(Web page and app entries)
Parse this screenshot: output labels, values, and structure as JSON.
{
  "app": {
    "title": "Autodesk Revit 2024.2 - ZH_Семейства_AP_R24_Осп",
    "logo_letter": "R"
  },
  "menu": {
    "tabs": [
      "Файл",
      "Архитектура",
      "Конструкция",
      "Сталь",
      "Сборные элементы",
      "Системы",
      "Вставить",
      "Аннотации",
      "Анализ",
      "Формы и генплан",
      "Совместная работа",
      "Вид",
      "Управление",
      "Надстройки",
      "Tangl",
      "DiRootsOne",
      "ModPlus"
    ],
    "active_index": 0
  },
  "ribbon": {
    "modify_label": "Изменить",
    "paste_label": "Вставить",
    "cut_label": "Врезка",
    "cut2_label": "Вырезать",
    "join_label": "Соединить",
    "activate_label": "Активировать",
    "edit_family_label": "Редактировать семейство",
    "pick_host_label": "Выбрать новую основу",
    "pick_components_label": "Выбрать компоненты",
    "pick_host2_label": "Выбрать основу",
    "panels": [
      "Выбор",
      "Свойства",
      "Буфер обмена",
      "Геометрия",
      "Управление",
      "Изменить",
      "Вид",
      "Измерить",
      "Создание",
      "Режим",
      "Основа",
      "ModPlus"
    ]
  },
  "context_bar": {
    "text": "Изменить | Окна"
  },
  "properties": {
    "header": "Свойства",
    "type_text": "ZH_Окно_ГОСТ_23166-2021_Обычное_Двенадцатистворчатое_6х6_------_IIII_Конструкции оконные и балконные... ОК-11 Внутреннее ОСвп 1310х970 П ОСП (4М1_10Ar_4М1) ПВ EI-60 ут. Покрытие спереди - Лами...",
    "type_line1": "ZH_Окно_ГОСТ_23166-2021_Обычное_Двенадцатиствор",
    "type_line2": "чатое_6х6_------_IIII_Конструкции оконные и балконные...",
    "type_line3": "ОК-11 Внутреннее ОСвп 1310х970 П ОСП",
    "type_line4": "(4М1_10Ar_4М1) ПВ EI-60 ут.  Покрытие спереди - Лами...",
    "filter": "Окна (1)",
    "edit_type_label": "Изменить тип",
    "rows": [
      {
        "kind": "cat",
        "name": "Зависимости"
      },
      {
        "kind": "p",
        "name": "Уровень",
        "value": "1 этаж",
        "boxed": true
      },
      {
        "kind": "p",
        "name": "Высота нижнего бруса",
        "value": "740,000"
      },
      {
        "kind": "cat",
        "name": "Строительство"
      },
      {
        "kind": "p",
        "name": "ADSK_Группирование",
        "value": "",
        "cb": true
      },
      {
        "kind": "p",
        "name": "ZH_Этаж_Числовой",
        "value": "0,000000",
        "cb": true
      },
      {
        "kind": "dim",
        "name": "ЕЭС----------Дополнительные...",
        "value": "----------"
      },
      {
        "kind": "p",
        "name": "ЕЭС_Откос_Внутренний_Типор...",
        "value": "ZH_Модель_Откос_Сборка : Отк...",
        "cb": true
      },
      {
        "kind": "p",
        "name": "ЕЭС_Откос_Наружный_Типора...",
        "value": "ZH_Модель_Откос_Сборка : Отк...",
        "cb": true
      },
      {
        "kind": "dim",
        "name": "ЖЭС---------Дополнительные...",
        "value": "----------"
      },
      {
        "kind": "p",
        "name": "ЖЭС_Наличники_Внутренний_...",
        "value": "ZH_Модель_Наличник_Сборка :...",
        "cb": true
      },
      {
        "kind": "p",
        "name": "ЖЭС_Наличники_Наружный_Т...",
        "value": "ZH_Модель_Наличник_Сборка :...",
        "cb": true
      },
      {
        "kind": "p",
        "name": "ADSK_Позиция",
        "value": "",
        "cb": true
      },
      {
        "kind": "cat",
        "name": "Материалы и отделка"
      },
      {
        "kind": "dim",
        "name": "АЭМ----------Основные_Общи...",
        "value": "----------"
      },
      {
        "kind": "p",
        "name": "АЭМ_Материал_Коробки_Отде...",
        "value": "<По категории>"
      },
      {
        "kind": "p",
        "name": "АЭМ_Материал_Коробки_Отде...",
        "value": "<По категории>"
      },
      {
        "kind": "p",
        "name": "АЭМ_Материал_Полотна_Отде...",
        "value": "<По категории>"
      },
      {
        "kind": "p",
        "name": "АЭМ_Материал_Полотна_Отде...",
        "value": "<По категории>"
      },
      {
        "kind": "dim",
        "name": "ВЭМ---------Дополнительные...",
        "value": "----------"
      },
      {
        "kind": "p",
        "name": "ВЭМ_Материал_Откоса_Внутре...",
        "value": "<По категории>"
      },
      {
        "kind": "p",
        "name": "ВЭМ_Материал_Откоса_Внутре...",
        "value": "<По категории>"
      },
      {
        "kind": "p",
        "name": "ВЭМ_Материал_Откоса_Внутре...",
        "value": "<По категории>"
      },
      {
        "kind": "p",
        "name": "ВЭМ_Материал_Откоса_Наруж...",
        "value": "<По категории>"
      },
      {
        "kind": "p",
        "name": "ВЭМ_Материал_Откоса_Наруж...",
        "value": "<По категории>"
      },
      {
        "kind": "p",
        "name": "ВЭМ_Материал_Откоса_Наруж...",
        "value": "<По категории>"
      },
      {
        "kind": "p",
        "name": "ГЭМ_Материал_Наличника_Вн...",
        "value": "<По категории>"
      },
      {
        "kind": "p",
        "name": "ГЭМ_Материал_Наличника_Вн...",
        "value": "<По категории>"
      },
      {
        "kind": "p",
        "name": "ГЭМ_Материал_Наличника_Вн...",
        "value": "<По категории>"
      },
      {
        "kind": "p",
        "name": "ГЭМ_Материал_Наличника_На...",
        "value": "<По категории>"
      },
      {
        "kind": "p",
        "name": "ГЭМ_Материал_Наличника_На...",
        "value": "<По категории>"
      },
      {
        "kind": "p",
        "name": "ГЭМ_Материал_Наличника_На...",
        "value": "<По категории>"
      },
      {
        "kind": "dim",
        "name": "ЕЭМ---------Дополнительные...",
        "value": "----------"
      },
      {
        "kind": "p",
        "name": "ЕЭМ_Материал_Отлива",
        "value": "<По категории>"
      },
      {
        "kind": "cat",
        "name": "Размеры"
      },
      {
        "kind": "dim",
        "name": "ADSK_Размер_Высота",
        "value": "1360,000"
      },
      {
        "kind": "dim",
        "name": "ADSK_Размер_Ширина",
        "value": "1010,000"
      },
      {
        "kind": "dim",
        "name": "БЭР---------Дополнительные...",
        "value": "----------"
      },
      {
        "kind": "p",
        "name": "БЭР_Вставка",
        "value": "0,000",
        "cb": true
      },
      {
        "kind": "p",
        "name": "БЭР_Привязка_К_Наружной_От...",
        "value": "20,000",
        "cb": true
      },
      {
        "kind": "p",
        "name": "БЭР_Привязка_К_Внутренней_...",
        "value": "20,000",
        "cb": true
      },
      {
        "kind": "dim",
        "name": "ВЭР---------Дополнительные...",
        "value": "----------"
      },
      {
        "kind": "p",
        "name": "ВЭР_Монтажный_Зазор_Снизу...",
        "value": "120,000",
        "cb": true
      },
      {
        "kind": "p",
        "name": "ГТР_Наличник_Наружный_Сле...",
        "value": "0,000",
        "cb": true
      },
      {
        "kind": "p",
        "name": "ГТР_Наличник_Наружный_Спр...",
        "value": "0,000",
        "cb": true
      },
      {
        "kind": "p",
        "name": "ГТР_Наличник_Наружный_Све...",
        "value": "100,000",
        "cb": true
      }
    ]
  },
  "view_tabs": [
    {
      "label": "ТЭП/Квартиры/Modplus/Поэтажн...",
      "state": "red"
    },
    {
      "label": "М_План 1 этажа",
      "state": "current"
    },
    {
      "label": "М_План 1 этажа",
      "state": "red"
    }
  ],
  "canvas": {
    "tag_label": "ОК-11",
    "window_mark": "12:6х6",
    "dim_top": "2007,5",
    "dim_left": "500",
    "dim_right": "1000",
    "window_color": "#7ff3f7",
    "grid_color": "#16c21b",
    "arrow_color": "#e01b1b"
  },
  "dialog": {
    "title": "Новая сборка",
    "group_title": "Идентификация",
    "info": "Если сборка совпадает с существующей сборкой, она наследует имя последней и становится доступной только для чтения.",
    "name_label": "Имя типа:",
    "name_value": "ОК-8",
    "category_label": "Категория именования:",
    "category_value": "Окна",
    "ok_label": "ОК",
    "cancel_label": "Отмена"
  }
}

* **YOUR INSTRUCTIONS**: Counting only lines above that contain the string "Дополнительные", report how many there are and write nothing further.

* **RESULT OF THIS TASK**: 6